Scott Gaylord of Huntington Beach lost Winston West rookie-of-the-year honors to Bob Howard of Colorado Springs when neither of them could qualify for the Checker 500. That left Howard with 13 points to 10 for Gaylord.
INDY CARS--Dick Simon, who became the oldest Indianapolis 500 driver in history last year at 55, has retired to concentrate on running his team. The San Juan Capistrano veteran will have Arie Luyendyk and Scott Brayton as his drivers. Simon drove in 177 Indy car races since 1970 without winning. His best finish was a third in the 1970 California 500 at Ontario.
MOTOCROSS--The second round of the Continental Motosport Club’s Fall Finale series will be held Sunday at Perris Raceway. . . . The Western USA championship series will move to De Anza Park, east of Riverside, for Round 2, Sunday.
VINTAGE RACING--Among the drivers signed by promoter and former Indy 500 winner Rodger Ward for the Palm Springs Vintage Grand Prix on Nov. 19-20 are Parnelli Jones, Danny Ongais, Bob Bondurant, George Follmer, John Morton, Milt Minter, Ronnie Bucknum and Jay Chamberlain. Racing will be on a downtown circuit. The American Cities Racing League and Formula Russell cars will race on the same course.
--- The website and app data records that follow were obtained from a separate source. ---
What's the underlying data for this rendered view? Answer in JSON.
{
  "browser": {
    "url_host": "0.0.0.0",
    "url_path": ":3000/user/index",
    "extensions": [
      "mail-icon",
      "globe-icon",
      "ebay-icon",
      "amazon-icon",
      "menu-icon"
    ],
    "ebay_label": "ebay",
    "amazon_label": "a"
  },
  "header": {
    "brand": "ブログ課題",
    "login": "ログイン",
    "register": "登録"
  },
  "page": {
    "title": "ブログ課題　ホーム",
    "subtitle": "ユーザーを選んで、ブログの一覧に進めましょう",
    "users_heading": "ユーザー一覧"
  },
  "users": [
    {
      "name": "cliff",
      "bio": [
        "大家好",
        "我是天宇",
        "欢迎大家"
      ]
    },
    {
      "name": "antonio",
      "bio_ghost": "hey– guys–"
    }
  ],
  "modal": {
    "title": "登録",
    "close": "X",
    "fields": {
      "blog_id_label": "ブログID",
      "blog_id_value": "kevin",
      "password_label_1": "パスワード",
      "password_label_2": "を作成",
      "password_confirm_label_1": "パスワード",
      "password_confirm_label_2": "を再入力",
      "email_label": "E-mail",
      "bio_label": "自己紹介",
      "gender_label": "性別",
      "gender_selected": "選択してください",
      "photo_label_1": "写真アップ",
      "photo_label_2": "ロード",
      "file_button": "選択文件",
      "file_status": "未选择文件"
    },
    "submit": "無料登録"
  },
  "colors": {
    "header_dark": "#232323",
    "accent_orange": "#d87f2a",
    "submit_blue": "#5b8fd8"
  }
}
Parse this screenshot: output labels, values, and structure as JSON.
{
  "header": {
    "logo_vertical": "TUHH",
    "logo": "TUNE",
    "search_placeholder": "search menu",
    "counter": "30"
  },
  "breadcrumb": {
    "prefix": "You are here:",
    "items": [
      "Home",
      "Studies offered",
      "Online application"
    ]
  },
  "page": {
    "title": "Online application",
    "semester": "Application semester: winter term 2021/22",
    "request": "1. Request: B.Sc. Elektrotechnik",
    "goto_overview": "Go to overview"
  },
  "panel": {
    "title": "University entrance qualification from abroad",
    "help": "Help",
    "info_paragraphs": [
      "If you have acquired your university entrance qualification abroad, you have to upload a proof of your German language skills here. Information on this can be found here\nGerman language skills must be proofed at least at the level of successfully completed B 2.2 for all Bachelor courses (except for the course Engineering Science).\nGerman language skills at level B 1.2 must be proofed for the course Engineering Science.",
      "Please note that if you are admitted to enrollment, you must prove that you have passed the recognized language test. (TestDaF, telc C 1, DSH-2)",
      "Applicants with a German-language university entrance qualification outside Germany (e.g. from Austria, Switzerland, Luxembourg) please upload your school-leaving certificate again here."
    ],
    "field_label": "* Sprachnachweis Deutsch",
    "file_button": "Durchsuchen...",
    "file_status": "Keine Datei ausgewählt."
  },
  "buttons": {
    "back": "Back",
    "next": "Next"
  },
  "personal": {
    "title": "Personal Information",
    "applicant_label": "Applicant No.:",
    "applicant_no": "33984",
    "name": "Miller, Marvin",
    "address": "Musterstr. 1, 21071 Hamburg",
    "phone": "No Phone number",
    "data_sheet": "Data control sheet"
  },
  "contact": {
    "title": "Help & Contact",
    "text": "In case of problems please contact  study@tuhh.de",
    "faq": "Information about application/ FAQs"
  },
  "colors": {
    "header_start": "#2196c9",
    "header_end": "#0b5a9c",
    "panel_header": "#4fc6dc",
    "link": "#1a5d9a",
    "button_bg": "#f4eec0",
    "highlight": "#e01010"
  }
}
DRAG RACING--If you blinked and missed something at the National Hot Rod Assn.'s World Finals 2 weeks ago at Pomona, you can catch it Saturday at 1:30 p.m. on Channel 4’s NBC SportsWorld. . . . Sand drags will compete Saturday and Sunday at San Bernardino’s Glen Helen Park.
FORMULA ONE--When officials of the international racing federation dropped Detroit from the 1989 Grand Prix schedule because “the organizers are incapable of meeting the safety criteria for a Formula One world test,” it meant that the United States will be without an F-1 race for the first time in 30 years. Since 1959, Grand Prix events have been held at Sebring, Fla.; Riverside; Watkins Glen, N.Y.; Las Vegas; Dallas; Long Beach, and Detroit. Next year, the June 18 race through downtown Detroit streets will be with Indy cars.